67.8 mi, 3,645 ft elevation, 5:02:35 moving time, 125 suffer score, 64 Strava trophies
On a cool blustery morning, I rode from home in SoPas to join the main ride in Sierra Madre. We did the usual pick up at Encanto Park in Duarte. Today, I hosted the coached ride, with Laura as my only trainee. MikeW (her uncle), MikeK, and PaulB were riding with us at friendly pace. We went up the San Gabriel River Trail to the end then continued on Hwy 39. Laura got a flat on a roller by the dams. I helped her change the tube and used a gel pack as a boot for the hole in the tire. It worked fine. She was a trooper and made it to the East Fork Bridge and onto the Cafe. We flipped it and returned to Encanto. During the descent and rollers, the clouds got darker and darker. It started to drizzle. I picked up the pace a little to get home before it really rained. MikeK descended faster than us and said we missed the A group which went from the Cafe up the backside of GMR (Glendora Mountain Road). From Monrovia to SoPas, it drizzled and I got wet and cold. It took a nice hot shower to warm me up again.
Eugene loves his new Garmin 920XT. Multi-sport watch. Watch mode. Activity tracker. Smart watch notifications.
Kirk, Derek, Eugene, Rob, Jonathan, Luis, Gregg, Lynda, Bryan, DavidB, Bill. PeterD rolled up a second later.
DavidB, Jonathan, Bryan, Shane, PaulB, Lynda, Eugene, Derek, Luis, Rob, Brent. MikeW and Laura are in the back fixing a flat, which later flatted again.
Since you made it all the way to the bottom, I thought I’d share a few things that I learned as a Coached Ride Leader. Here’s my helpful tips for Leaders and Riders.
Be helpful, but not preachy. Ask questions and get to know the riders. See if he is a seasoned vet or a brand new cyclist.
While changing a flat tire, talk your way through it so, that the riders learn how to do it next time. I used a CO2 cartridge and explained it. It’s faster and more convenient than a pump. Look for the root cause. Remove the glass or debris. Press around the tube and ensure no pinching of the tube and tire.

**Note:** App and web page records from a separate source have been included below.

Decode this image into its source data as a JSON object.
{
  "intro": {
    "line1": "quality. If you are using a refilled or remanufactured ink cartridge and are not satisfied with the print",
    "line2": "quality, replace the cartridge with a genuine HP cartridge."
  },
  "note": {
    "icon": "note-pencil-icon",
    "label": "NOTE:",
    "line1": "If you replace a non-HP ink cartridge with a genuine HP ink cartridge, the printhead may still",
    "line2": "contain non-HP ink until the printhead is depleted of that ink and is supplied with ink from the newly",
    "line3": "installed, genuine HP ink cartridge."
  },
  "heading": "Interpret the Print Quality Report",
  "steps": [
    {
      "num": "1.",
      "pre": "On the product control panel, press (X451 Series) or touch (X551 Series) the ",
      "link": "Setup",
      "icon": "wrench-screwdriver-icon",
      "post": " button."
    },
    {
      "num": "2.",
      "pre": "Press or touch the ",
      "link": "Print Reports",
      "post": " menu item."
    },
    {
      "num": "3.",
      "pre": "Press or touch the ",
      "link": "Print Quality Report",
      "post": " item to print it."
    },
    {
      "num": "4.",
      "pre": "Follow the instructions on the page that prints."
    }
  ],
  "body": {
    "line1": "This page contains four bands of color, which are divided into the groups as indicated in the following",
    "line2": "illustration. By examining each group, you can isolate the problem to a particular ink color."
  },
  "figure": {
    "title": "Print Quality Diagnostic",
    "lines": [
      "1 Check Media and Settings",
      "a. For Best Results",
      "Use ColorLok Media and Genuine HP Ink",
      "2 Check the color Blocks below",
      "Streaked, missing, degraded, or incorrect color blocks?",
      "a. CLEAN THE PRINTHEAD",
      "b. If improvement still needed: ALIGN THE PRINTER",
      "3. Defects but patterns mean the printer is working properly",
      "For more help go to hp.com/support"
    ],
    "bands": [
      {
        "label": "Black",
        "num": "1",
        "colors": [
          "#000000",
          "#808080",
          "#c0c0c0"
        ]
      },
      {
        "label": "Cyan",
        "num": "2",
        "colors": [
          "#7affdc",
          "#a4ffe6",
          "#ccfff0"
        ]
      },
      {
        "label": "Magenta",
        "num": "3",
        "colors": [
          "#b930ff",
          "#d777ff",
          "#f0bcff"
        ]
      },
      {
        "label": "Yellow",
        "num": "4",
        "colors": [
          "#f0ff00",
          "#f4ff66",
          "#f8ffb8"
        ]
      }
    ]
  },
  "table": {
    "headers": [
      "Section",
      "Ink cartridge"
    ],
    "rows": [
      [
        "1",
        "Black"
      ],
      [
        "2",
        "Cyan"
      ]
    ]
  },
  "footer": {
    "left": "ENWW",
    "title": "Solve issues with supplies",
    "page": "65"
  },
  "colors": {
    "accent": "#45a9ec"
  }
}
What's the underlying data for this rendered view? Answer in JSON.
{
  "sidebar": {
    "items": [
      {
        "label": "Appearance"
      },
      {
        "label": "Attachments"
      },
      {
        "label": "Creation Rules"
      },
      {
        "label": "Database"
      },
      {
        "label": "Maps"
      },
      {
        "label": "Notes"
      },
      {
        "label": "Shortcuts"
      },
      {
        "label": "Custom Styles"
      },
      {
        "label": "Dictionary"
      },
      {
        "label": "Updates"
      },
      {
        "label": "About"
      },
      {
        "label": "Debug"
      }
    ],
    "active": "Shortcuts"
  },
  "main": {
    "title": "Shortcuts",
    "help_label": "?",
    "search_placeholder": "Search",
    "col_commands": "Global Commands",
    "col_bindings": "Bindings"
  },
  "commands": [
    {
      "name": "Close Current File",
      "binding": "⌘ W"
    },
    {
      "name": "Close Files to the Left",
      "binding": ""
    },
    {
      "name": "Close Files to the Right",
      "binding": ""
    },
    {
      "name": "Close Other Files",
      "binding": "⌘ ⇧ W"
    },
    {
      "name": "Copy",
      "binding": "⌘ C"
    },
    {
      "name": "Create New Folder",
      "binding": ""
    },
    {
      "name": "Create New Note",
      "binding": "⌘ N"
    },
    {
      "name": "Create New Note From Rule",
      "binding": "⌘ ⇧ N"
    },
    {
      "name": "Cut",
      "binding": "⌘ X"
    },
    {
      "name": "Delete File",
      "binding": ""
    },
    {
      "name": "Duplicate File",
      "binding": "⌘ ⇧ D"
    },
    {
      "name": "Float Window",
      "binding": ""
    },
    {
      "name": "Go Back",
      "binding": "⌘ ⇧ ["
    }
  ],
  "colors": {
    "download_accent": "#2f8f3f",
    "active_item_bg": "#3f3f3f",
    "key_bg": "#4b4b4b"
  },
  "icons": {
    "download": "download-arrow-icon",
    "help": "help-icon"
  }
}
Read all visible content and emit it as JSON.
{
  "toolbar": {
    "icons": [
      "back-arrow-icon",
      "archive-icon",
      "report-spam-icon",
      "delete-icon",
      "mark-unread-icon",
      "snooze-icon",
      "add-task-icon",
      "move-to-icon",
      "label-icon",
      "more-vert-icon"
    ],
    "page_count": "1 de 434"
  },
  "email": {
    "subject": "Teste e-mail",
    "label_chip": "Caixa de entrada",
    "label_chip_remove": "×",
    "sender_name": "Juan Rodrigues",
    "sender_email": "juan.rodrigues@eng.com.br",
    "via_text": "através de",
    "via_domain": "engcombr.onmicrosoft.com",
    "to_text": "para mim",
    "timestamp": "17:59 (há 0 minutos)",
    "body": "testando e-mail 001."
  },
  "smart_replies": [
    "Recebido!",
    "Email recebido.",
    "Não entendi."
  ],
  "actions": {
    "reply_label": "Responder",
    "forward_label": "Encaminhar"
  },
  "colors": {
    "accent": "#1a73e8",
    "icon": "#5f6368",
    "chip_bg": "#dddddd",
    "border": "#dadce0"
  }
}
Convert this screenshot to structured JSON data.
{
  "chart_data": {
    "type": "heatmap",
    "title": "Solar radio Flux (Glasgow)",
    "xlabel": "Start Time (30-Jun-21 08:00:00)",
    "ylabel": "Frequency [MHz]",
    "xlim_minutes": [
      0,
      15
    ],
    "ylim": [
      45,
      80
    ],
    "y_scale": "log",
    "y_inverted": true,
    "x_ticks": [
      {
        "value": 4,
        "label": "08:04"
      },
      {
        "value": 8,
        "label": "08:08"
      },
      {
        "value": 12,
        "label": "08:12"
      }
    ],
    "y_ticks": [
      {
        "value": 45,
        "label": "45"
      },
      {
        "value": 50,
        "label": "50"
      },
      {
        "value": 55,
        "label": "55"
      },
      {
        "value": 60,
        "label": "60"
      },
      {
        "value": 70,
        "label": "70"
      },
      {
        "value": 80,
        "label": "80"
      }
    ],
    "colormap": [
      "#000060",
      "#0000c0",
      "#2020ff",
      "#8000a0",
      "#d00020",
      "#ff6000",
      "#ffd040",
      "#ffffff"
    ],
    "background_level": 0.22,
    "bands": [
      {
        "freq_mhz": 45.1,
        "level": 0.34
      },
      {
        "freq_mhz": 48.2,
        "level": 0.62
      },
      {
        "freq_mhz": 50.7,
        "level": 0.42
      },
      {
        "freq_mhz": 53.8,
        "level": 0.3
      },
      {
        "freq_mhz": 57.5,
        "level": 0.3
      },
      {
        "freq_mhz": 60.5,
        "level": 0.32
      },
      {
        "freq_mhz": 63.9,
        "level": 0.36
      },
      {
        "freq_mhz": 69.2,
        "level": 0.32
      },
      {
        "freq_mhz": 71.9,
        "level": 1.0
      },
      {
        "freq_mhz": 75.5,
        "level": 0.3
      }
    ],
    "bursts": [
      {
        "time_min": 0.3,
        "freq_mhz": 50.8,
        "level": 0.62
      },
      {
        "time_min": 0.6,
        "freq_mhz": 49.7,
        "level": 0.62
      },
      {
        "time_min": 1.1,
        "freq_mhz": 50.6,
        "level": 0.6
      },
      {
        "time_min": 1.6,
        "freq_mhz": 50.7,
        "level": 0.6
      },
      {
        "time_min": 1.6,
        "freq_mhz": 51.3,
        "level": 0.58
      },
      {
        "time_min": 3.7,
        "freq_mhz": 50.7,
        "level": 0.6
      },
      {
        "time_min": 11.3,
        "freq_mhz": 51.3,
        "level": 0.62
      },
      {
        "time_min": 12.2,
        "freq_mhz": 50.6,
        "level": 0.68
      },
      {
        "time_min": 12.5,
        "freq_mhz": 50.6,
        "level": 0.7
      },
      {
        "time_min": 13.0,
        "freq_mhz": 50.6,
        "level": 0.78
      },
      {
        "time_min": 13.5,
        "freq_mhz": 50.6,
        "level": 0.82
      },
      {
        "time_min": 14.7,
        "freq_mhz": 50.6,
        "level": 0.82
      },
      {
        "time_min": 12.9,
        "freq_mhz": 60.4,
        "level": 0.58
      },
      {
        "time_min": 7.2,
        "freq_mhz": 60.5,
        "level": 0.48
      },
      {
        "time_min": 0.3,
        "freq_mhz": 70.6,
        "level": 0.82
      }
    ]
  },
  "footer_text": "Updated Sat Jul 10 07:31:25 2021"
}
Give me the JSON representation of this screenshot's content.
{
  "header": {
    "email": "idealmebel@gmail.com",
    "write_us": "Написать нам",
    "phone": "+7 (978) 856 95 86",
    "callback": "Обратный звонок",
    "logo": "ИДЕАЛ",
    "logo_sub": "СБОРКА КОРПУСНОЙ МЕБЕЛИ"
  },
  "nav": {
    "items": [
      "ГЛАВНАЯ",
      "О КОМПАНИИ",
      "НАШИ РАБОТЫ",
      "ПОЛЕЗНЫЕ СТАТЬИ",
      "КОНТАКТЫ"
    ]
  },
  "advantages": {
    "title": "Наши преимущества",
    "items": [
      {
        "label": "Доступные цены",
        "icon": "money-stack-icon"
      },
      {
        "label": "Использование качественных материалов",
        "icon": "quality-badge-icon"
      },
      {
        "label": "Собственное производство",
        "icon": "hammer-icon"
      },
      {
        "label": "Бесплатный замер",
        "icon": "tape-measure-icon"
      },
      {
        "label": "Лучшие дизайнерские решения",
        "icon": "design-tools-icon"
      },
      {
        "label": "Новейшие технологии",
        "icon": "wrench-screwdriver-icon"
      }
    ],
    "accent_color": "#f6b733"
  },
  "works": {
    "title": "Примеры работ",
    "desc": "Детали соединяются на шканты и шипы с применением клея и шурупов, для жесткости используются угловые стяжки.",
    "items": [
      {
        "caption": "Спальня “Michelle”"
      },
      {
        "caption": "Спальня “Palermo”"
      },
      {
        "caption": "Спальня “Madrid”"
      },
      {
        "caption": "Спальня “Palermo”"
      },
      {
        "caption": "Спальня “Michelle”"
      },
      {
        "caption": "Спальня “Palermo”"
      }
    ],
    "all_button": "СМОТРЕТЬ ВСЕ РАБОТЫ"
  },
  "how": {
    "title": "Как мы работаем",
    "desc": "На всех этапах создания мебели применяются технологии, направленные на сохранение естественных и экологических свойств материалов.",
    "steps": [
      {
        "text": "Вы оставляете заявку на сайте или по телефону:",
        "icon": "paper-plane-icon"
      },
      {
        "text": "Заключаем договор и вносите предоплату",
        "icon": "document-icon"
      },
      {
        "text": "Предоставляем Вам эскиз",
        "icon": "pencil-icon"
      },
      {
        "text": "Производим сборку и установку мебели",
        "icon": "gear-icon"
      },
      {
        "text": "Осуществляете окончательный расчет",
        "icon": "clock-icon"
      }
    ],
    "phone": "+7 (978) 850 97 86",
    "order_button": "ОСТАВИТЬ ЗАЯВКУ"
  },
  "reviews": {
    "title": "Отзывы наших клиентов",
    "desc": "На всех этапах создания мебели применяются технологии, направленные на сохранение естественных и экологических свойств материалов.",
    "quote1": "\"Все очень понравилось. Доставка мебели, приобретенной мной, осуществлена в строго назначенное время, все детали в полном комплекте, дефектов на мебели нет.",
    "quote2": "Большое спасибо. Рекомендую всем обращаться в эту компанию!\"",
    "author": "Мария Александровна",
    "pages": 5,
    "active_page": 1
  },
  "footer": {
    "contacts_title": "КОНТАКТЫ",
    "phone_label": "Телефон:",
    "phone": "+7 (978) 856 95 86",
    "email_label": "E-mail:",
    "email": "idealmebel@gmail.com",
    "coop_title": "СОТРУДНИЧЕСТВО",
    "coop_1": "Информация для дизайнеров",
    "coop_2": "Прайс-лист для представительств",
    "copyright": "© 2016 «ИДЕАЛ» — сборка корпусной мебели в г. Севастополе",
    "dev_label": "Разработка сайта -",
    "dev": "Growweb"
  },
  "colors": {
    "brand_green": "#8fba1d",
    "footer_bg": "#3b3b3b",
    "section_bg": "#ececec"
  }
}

When climbing up hills, keep your cadence steady and use all the gears. Pedal in circles, rather than mashing.
While descending hills, lead with your head, literally. Your bike will follow what you’re looking at and where your head is leaning. Get a solid grip on your brakes either from the hood position or from the drop position on the handlebars. You should be able to both steer and brake. Use both brakes if it’s very steep. Stand on both feet at 3 o’clock and 9 o’clock to give your butt more clearance for bumps.
Hand signals are useful when riding in a group. Point at hazards for those that are following you. Call out traffic or bikes or runner or dogs.
If person is new to group riding, give them space in front and in back to do their thing. Don’t follow too closely. They may do something unpredictable.
When there is car traffic, be very predicatable. Don’t do something un-predicatable. Turn on rear blinking lights, even in the day. Be very visible. When riding through suburban or urban street, make eye contact with drivers for better agreement on who’s turn it is. Wave ‘hi’ and ‘thank you’.
Don’t cross wheels. This means follow behind a person, so that his rear tire can moving side to side without hitting your front tire.
Nutrition. Drink water and electrolytes. Eat goo’s or bars for longer rides. Hydrate even after the ride to support your recovery.
Replace and maintain bike parts. If you have a hole in the tire, replace it before you go a ride into the mountains.
Look around and enjoy the view. If you’re leading the ride, and it’s super slow, enjoy the journey anyway. See stuff you never saw because you’re always flying by.
— Those were my random tips. Enjoy!